With good planning, gardens can have something blooming almost all year long. Fall often seems to be the most challenging with mums, asters and pansies as the most popular options. Gardeners looking for a unique alternative for fall color should check out my favorite flower, the toad lily.
Toad lilies prefer shade and grow best in soil with high organic matter and ample moisture, like a woodland area. Like other lilies, they produce blossoms at the top of upright stems.
I often categorize flowers as “drive-by” and “walk-by” depending on their flashiness, and toad lily is definitely a walk-by flower. Petals are typically white with purple spots and bear some resemblance to orchids in their coloration and daintiness. There are more than 20 species and varieties that offer different color variations, but all have some sort of spots or speckling on the petals.

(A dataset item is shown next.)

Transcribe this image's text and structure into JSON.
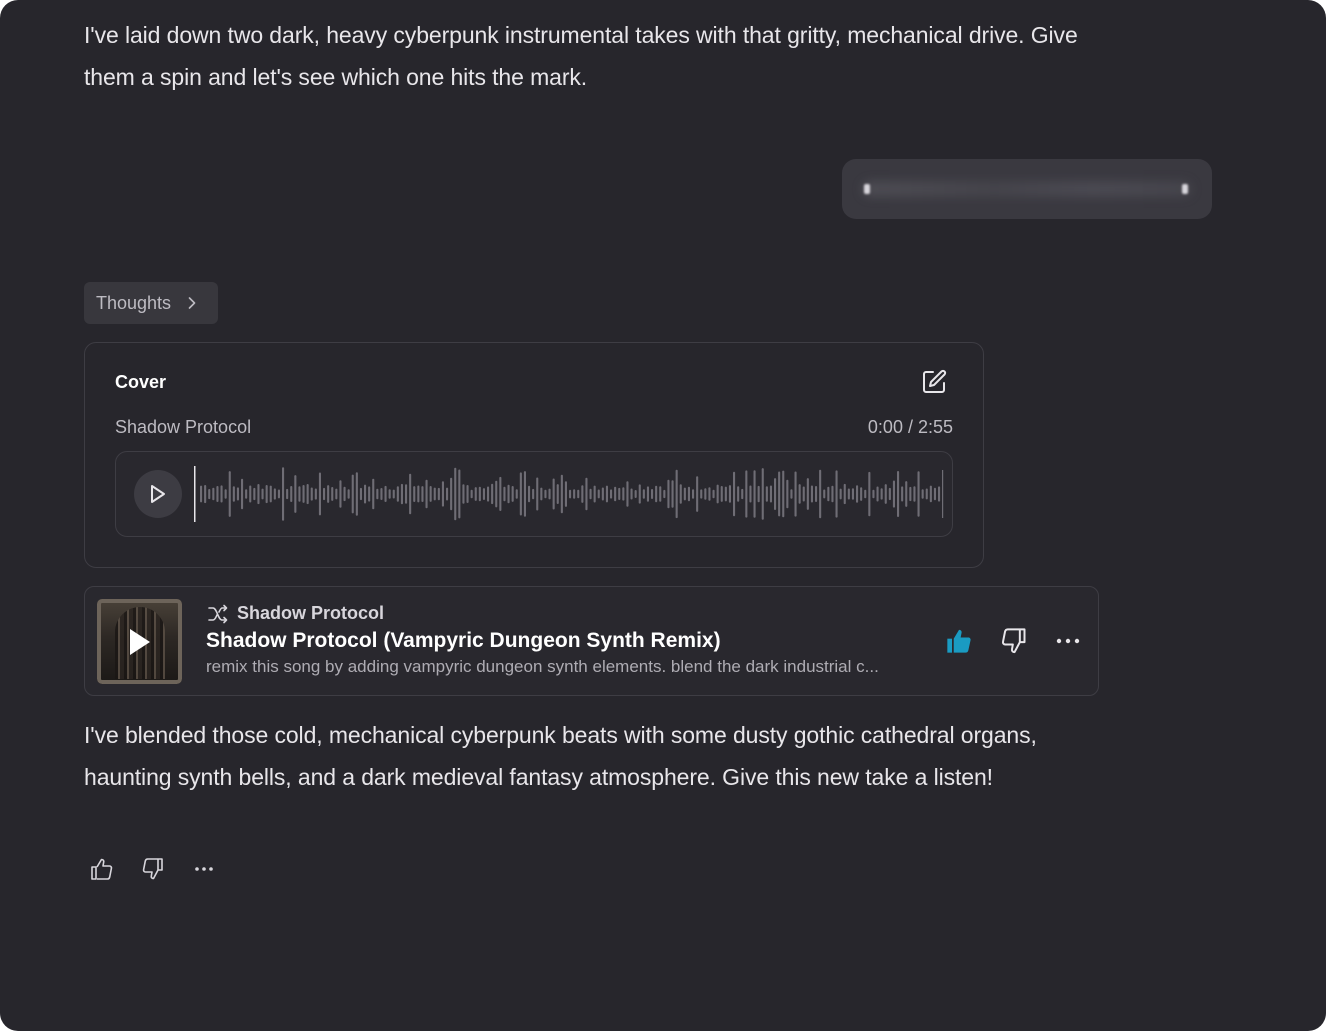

Most varieties of toad lilies grow 1 foot to 3 feet tall. Clumps will enlarge to 1 foot to 2 feet wide. Most of the year toad lilies are a quiet inhabitant of shade gardens. Blooms emerge mid- to late September and typically last through the end of October. The best time to transplant is spring, but they can also be moved in the fall after blooms have faded or during the winter while the ground remains unfrozen.
Toad lilies grow slowly, so a plant may be in place two to three years before producing flowers. Miyazaki and Togen are popular varieties for this area.
How these lovely flowers got their name is unknown. Some theorists suggest that the rugged deep green leaves resemble a toad’s skin. Others believe the spots on the blossoms resemble the spots on a toad’s back. This seems to be a stretch, but maybe I am overly partial to the flower. There is also a legend that indigenous people in the Philippines rubbed the plant on their hands and forearms when they went toad hunting, but there is skepticism about whether that particular group even existed.
I suspect toads might like the same environment in which toad lilies survive, but I doubt the flowers themselves have any attracting properties.
Toad lilies’ hardiness varies with species, so make sure to read labels if adding them to your garden. They range from USDA Hardiness Zones 4 to 9. Lawrence and northeast Kansas are classified as Zone 6. The plants are native to China, Japan, Korea, Taiwan and the Philippines.
Just as the seasons change, so do people, and I am sad to say this is my last column. Stan Ring, the horticulture program assistant with K-State Research and Extension-Douglas County, will be writing Garden Calendar in the weeks ahead. A new Horticulture Extension Agent will follow.
I do want to say thank you to the many people who have contacted me over the past six years to comment or ask about something I have written, to volunteer to be featured in this column, or to suggest a topic. Your feedback is important to Extension as it works to meet the needs of individual communities.
I am now working as Kansas City Metro Area plant protection specialist with the Kansas Department of Agriculture and will continue to serve the Lawrence/Douglas County region in efforts to protect our state’s native and cultivated plants.
— Jennifer Smith is the former horticulture extension agent for K-State Research and Extension in Douglas County. Extension master gardeners can help with your gardening questions at 843-7058 or firstname.lastname@example.org.